New Years Traditions From Around the World

Many Americans celebrate the New Year by watching the ball drop, having parties, or watching fireworks, but did you know that there are other traditions all around the world? Here are just a few.


In many Latin American countries, people eat twelve grapes at each bell strike at midnight. They make twelve wishes for the new year for each one they eat. Another Latin American tradition is running up the street with empty suitcases hoping to bring safe travels in the new year.


In Denmark it is a tradition to throw dishes onto neighbors, friends and families’ doorsteps. When people walk out of their doors and see giant piles of broken dishes, they know they have many friends. 

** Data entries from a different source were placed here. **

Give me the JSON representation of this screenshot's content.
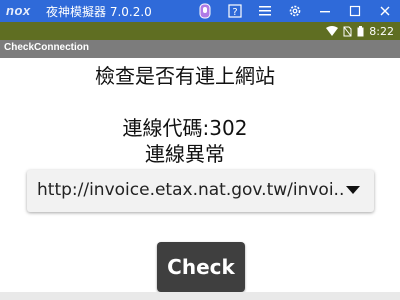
{
  "emulator": {
    "logo": "nox",
    "title": "夜神模擬器 7.0.2.0",
    "icons": [
      "phone-icon",
      "help-icon",
      "menu-icon",
      "settings-icon",
      "minimize-icon",
      "maximize-icon",
      "close-icon"
    ]
  },
  "status_bar": {
    "time": "8:22",
    "icons": [
      "wifi-icon",
      "no-sim-icon",
      "battery-icon"
    ]
  },
  "app": {
    "title": "CheckConnection",
    "heading": "檢查是否有連上網站",
    "code_line": "連線代碼:302",
    "status_line": "連線異常",
    "url_select": {
      "selected": "http://invoice.etax.nat.gov.tw/invoi.."
    },
    "check_button": "Check"
  }
}
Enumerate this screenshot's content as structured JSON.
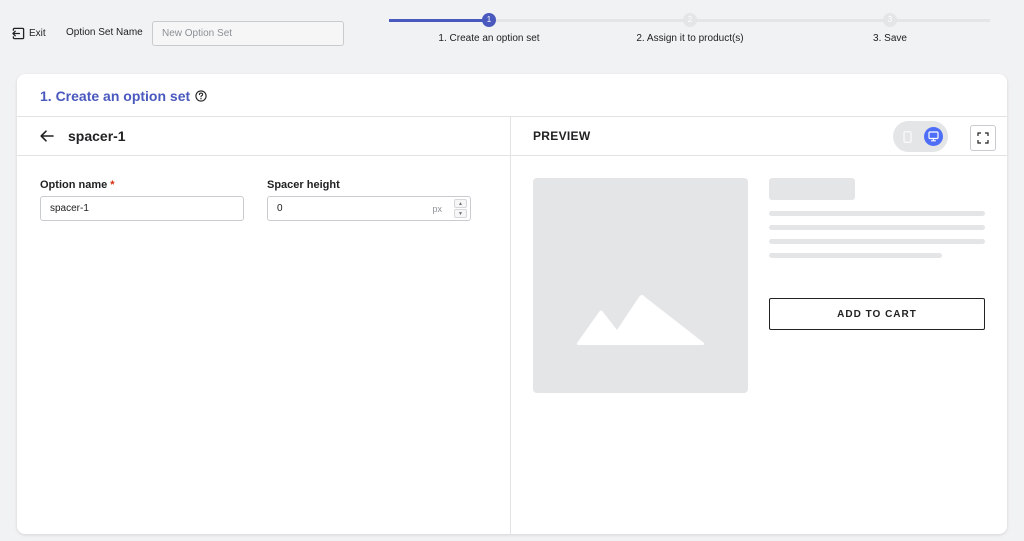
{
  "topbar": {
    "exit_label": "Exit",
    "option_set_name_label": "Option Set Name",
    "option_set_name_placeholder": "New Option Set",
    "option_set_name_value": ""
  },
  "stepper": {
    "steps": [
      {
        "number": "1",
        "label": "1. Create an option set",
        "state": "active"
      },
      {
        "number": "2",
        "label": "2. Assign it to product(s)",
        "state": "pending"
      },
      {
        "number": "3",
        "label": "3. Save",
        "state": "pending"
      }
    ]
  },
  "card": {
    "title": "1. Create an option set"
  },
  "editor": {
    "element_name": "spacer-1",
    "option_name_label": "Option name",
    "option_name_required": "*",
    "option_name_value": "spacer-1",
    "spacer_height_label": "Spacer height",
    "spacer_height_value": "0",
    "spacer_height_unit": "px"
  },
  "preview": {
    "title": "PREVIEW",
    "device_selected": "desktop",
    "add_to_cart_label": "ADD TO CART"
  },
  "colors": {
    "accent": "#4959bd",
    "toggle_active": "#4f6ef7",
    "required": "#d72c0d",
    "placeholder_gray": "#e4e5e7"
  },
  "icons": {
    "exit": "exit-icon",
    "help": "help-icon",
    "back": "arrow-left-icon",
    "mobile": "mobile-icon",
    "desktop": "desktop-icon",
    "fullscreen": "fullscreen-icon",
    "image": "image-placeholder-icon"
  }
}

Italians have this tradition, as well, but they additionally throw old pieces of furniture out of their windows indicating a fresh start. 


Puerto Ricans have a tradition similar to the Americans tradition of the ball drop. However they have their differences. Instead of a ball dropping the Puerto Ricans have a Star rising.It is also tradition for people to sprinkle sugar outside their doors for good luck into the new year.


In Chile, families head to the graveyard to bring the new year to their loved ones that have passed on. They bring food and celebrate with fireworks, hoping for luck in the new year and peace for the family members who have died.


In Belarus, unmarried women compete in games on New Year’s Day. The winner of the games is said to be the one to be married in the New Year. An example of a game that is played involves each woman standing in front of their own corn pile. A rooster is let loose and the whoevers corn pile he picks is the winner.


At midnight on New Year’s Eve, 108 bell tolls can be heard in Japan. This practice is called Joya-no-Kane and the number of chimes represent what is known in Buddhism as the “earthly desires.”


In Ireland, people go out in the streets at midnight with pots and pans, banging them as they go along. This action is meant to ward off evil and all negativity to have a fresh start for the new year. This tradition also happens anywhere from the UK to Australia, but is believed to have started in Ireland. 


In Armenia, people write wishes on scraps of paper, set them on fire and put them into their drinks. They then drink the ashes of their wishes as the clock strikes midnight.


One of my favorite traditions comes from Cyprus. Families of the Greek Orthodox religion bake  cakes or breads, placing a coin in each one.. Whoever receives the slice with the coin inside receives good luck for the year.